In 1993, as part of a summer and fall of action that constituted the largest blockade in Canada’s history, Wu organized students of UBC to attend the blockade in Tofino. There, Wu got to know organizer Valerie Langer, a co-founder of the Friends of Clayoquot Sound.
What Wu found in Langer was a pioneer of environmental activism. She crafted the first “markets campaigns” in B.C., including the boycott of B.C. old-growth wood products sold in the U.S. and Europe. She was also one of the first to negotiate with logging companies and First Nations for protection of key areas. She provided Wu with insight on how to build modern campaigns and the importance of using a variety of strategies—and more importantly, to reach outside the comfortable circles of similar-minded activists and see things through various perspectives.
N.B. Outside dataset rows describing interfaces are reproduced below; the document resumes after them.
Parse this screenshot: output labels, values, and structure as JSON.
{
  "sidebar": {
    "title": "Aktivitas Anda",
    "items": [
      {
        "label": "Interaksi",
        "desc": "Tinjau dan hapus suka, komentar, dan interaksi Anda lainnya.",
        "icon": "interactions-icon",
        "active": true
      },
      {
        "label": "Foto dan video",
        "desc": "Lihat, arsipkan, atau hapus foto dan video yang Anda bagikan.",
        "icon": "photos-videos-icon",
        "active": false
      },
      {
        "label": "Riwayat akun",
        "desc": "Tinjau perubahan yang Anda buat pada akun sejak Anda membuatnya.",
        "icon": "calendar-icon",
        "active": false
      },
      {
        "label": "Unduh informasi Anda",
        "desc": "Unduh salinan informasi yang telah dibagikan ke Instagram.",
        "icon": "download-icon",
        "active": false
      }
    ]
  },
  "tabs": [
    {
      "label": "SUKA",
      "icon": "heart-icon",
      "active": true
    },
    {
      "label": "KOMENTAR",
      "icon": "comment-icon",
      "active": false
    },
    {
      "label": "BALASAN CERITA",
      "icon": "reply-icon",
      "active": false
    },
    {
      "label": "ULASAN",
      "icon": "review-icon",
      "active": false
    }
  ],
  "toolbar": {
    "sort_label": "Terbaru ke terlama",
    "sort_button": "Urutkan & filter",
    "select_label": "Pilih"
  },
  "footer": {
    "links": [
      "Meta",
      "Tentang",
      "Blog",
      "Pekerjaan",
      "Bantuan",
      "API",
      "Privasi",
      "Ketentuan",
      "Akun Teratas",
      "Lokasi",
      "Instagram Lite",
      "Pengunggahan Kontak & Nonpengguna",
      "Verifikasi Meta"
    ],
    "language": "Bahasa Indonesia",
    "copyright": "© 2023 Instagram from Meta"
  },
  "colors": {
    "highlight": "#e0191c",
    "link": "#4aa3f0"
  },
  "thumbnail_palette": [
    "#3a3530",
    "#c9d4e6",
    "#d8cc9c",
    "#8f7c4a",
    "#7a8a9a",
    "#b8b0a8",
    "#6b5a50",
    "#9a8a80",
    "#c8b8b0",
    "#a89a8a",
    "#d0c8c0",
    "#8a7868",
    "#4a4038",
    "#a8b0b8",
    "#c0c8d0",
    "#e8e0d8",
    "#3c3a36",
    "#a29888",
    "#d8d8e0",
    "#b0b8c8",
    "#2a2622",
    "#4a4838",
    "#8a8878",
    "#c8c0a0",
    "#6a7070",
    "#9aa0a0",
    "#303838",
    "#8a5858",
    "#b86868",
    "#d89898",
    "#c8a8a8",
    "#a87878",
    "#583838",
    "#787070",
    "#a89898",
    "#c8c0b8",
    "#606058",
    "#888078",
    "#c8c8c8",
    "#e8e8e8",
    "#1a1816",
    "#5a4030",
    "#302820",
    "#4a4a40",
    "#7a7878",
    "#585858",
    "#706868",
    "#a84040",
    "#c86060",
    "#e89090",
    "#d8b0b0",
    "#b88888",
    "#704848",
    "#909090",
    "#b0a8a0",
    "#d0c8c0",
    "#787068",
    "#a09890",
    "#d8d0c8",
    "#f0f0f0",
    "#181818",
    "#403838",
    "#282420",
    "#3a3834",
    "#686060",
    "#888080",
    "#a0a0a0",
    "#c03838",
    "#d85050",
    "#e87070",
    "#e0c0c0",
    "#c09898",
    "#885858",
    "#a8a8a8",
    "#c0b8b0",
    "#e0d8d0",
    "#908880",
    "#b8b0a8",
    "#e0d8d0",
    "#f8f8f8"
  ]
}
As Wu puts it, “to move beyond the type of activism that causes the public to think movements consist mainly of young, angry activists and narrow-minded individuals.”
Wu has a name for this: burnout activism. These are movements without major solutions. They ignore the economy and keep their circles small among like-minded people. Wu says the burnout happens when people don’t see things changing in their direction. They become more “strident,” detached from more diverse audiences, and frustrated with the general public. “Once the public is your enemy, then you’ve already lost the issue,” he says. He observed this among different activist groups after university.
“What I started to realize is that we need to focus more on solutions than on what we’re against. It doesn’t mean you don’t talk about what you’re against, but you have to emphasize more what you’re in favour of. Do both, but one’s a little bit stronger than the other.”
Campaigns have to acknowledge the economy and jobs, Wu explains: “If you don’t change the economy, the forces that cause the problem to begin with are going to persist.” But it can also be as simple as figuring out what people care about.
“My sister, for example, thinks trees are just food for animals, but she loves animals,” Wu says, pointing to the AFA’s calendar of photography. “So if she sees a bear, she’ll care about [the habitat].”
Focusing the public’s attention on what they care about encourages them to draw the political connections for themselves, and that helps put pressure on governments. Nonetheless, Wu still believes that direct-action roadblocks and rallies may still be needed at times.
“There’s still a place for it if it’s done smartly,” he says, “but it never supplants the broader large-scale movements that harness the average Canadian.”
For upcoming information on news, rallies, events, and any further inquiries please visit ancientforestalliance.org